(202) 720 6558
Oregon's WaterSMART Initiative
Middle Fork Irrigation District
County: Hood River
Through NRCS’s EQIP WaterSMART Initiative, we collaborate with the Bureau of Reclamation to coordinate investments in priority areas for improving our cumulative impact in water conservation and drought resilience. The Middle Fork Irrigation District WaterSMART project is to assist local orchardists and pasture operators with irrigation infrastructure improvements. This project complements a Bureau of Reclamation project to pipe the Middle Fork Irrigation District’s diversion from Coe Creek to an existing settling pond.
Primary Resource Concern Addressed

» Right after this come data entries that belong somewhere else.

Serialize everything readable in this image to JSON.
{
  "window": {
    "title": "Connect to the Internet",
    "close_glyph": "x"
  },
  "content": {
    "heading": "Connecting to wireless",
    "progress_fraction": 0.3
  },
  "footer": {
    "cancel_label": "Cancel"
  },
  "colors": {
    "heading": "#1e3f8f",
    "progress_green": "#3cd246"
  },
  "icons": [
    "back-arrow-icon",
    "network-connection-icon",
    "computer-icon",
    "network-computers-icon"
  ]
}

- Source Water Depletion – Surface Water Depletion
- Source Water Depletion – Inefficient Irrigation Water Use and Surface Water Depletion

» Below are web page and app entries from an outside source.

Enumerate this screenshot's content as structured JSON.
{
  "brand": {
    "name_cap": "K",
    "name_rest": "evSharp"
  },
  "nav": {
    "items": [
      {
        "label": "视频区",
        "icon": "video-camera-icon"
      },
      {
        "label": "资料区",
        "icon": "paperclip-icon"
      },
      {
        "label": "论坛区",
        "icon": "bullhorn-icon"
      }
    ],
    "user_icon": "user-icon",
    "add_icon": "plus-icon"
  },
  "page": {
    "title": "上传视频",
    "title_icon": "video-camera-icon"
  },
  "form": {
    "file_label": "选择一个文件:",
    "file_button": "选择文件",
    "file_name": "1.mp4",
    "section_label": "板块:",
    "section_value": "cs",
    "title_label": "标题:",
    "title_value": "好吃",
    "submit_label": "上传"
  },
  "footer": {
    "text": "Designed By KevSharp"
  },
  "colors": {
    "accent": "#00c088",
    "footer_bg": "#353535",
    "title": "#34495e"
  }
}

- Weather Resilience – Naturally Available Moisture Use
Conservation Practices Offered
- Irrigation Pipeline (430)
- Irrigation System, Microirrigation (441)
- Sprinkler System (442)
- Irrigation Water Management (449)
- Structure for Water Control (587)
NRCS uses these questions to evaluate applications for this initiative and to prioritize applications for potential funding. State and national ranking questions also apply. See more information on the EQIP program page.
- Has the applicant previously done any irrigation system upgrades to property within the MFID boundary on their own funding?
- Will the irrigation efficiency improvement gained by the proposed project show a 20% or more gain using the NRCS Irrigation Water Savings Estimator?
- Is the applicant willing to work with the SWCD and OSU to adopt a higher than “basic” level of Irrigation Water Management?
- Will the contract be no longer than 3 years in length?
- Is this proposed project for Irrigation Water Management only, with no upgrades to the irrigation system?
Ready to get started?
Contact your local service center to start your application.
How to Get Assistance
Do you farm or ranch and want to make improvements to the land that you own or lease?
Natural Resources Conservation Service offers technical and financial assistance to help farmers, ranchers and forest landowners.
To get started with NRCS, we recommend you stop by your local NRCS field office. We’ll discuss your vision for your land.
NRCS provides landowners with free technical assistance, or advice, for their land. Common technical assistance includes: resource assessment, practice design and resource monitoring. Your conservation planner will help you determine if financial assistance is right for you.
We’ll walk you through the application process. To get started on applying for financial assistance, we’ll work with you:
- To fill out an AD 1026, which ensures a conservation plan is in place before lands with highly erodible soils are farmed. It also ensures that identified wetland areas are protected.
- To meet other eligibility certifications.
Once complete, we’ll work with you on the application, or CPA 1200.
Applications for most programs are accepted on a continuous basis, but they’re considered for funding in different ranking periods. Be sure to ask your local NRCS district conservationist about the deadline for the ranking period to ensure you turn in your application in time.
As part of the application process, we’ll check to see if you are eligible. To do this, you’ll need to bring:
- An official tax ID (Social Security number or an employer ID)
- A property deed or lease agreement to show you have control of the property; and
- A farm tract number.
If you don’t have a farm tract number, you can get one from USDA’s Farm Service Agency. Typically, the local FSA office is located in the same building as the local NRCS office. You only need a farm tract number if you’re interested in financial assistance.
NRCS will take a look at the applications and rank them according to local resource concerns, the amount of conservation benefits the work will provide and the needs of applicants.
If you’re selected, you can choose whether to sign the contract for the work to be done.
Once you sign the contract, you’ll be provided standards and specifications for completing the practice or practices, and then you will have a specified amount of time to implement. Once the work is implemented and inspected, you’ll be paid the rate of compensation for the work if it meets NRCS standards and specifications.